Oh, and it's extremely funny, as well.
on December 9, 2005
A friend loaned me a copy of this book over twenty years ago, telling me that this was a novel I simply must not miss reading. Not quite believing his enthusiastic praise, I opened the book and was introduced to the gargantuan, flatulent, self-important, arrogantly pseudo-intellectual person of Ignatius J. Reilly. By the end of the first paragraph, I was intrigued. By the end of the first scene, in which he nearly causes a riot in front of D.H Holmes, I was hopelessly hooked. In the decades that have passed since that first reading, "Confederacy" has steadily ascended my list of all-time favorite books, becoming more deliciously funny with each reading.
Ignatius is an unforgettable character. Ensconced in his ramshackle room, strewn with Big Chief tablets filled with invective toward the twentieth century and his longing for the good old days of the Dark Ages, he brews his indictment of modernity and of anything and everything he considers lacking in "theology and geometry". Unfortunately for him, his mother's drunken driving brings the threat of legal action when she demolishes part of a building and he is faced with the appalling need to Go To Work. Needless to say, the working world isn't quite prepared for this Don Quixote in a hunting cap.

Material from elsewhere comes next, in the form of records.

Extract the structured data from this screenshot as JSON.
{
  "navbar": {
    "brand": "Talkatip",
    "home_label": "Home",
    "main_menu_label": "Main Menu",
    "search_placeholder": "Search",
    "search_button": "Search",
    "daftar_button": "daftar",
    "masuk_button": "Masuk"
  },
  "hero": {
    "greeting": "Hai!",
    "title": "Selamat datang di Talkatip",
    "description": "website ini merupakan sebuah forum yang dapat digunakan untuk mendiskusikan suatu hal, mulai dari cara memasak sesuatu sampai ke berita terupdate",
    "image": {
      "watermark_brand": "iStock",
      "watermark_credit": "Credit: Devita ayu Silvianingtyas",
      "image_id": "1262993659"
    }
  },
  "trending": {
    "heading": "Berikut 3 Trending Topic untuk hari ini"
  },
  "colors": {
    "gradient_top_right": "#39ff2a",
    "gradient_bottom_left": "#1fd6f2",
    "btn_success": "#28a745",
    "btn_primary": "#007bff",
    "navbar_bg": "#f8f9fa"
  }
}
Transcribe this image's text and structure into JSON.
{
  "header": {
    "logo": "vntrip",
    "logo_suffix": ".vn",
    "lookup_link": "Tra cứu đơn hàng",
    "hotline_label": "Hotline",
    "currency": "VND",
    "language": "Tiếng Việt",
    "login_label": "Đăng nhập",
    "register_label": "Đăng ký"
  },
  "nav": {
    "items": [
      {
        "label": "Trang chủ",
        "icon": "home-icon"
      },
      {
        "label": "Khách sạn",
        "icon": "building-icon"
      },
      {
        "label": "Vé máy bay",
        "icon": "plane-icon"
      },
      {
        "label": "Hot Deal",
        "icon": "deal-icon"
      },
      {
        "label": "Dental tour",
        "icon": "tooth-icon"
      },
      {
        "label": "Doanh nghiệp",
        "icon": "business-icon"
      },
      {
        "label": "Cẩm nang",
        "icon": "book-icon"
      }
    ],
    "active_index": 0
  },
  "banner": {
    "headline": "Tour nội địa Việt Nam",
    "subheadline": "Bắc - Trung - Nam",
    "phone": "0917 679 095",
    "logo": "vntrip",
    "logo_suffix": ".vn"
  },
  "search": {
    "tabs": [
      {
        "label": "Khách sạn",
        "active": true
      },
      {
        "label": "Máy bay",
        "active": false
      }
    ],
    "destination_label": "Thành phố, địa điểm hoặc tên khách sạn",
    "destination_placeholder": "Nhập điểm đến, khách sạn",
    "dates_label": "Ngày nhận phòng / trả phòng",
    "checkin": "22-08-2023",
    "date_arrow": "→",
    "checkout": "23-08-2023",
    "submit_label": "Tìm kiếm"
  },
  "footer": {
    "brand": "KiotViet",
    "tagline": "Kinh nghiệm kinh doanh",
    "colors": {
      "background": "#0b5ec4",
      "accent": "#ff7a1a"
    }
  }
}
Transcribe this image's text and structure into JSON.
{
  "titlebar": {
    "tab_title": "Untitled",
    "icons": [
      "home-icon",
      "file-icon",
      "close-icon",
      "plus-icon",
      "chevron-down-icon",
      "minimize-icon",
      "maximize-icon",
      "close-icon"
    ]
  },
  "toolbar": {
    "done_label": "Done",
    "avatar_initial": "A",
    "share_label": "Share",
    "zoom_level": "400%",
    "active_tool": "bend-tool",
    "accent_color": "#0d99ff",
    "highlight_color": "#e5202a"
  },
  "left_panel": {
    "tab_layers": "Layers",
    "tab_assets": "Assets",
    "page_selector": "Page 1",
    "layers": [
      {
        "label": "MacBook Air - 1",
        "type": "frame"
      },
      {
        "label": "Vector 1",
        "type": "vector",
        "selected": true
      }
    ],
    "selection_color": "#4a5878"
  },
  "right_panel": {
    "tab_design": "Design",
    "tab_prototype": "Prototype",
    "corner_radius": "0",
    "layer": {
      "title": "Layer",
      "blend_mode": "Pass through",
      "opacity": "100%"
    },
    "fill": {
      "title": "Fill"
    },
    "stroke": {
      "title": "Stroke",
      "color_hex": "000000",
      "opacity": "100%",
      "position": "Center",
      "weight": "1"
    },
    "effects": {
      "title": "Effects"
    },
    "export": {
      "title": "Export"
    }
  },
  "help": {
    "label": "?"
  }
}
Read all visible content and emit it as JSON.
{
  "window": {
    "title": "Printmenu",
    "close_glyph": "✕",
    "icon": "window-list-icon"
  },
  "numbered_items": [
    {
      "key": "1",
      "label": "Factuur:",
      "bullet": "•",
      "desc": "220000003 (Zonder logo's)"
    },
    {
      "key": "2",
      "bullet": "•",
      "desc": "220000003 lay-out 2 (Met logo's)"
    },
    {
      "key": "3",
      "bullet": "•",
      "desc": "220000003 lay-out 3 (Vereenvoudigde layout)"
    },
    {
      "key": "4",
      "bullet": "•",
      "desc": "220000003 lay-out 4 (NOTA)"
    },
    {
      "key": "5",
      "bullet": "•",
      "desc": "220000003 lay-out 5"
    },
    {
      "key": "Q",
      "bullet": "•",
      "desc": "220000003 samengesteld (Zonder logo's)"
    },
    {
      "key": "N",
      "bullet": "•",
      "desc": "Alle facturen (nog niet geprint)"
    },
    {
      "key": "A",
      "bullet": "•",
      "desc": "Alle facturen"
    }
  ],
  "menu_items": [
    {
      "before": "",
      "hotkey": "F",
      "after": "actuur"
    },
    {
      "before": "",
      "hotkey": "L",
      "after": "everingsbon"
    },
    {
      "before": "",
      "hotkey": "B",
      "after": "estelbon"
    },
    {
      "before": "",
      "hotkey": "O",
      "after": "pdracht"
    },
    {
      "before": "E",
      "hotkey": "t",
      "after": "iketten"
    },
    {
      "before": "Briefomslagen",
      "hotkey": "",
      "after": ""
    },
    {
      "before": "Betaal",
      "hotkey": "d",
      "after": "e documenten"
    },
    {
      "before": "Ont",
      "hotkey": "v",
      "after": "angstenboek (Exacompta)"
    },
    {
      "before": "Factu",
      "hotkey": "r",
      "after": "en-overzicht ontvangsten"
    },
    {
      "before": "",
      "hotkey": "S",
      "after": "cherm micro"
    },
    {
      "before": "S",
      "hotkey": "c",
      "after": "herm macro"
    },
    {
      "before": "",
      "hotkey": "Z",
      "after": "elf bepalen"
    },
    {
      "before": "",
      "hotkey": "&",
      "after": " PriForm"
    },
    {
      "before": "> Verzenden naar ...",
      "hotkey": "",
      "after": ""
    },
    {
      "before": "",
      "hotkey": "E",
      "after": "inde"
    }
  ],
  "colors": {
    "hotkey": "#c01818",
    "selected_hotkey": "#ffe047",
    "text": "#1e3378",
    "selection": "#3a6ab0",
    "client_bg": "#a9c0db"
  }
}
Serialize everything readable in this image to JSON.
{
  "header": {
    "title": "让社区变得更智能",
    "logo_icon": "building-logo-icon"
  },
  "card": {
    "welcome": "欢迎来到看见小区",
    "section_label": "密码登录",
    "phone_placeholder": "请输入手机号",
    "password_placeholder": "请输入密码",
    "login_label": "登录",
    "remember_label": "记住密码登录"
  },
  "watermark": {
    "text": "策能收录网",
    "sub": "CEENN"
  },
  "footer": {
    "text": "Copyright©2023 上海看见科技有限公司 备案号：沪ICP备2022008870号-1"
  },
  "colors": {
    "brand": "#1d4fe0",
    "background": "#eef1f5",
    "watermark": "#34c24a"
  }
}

Along the way, there are a number of equally priceless supporting characters, each a gem in its own right. The hopelessly inept Patrolman Mancuso sniffles his way about the seedier parts of New Orleans, in his outrageous "undercover" costume of the day, sadly hoping to arrest some "suspicious character". Miss Lana Lee, of the quite inappropriately named Night of Joy bar, provides, um, charity work for the orphans, discreetly wrapped in plain brown paper and collected by a local hoodlum. Then there's Jones, who plots his revenge against Lana's tyranny as an employer from within a cloud of blue cigarette smoke. All of these and others are superbly woven together in this grand comic tale, their stories and fates drawn together by Fortuna's wheel, as Ignatius might say.
As others have remarked, Toole's suicide pre-empted what likely would have been a wonderful literary career. An unpublished author at his death, Toole's only other work is a short novel called "The Neon Bible", written while he was in his teens. That book is sufficiently inferior to "Confederacy" that I have never bothered to buy my own copy. However, I am now on my fourth copy of this novel, and expect it to continue to be a book I revisit time and again.
Most highly recommended.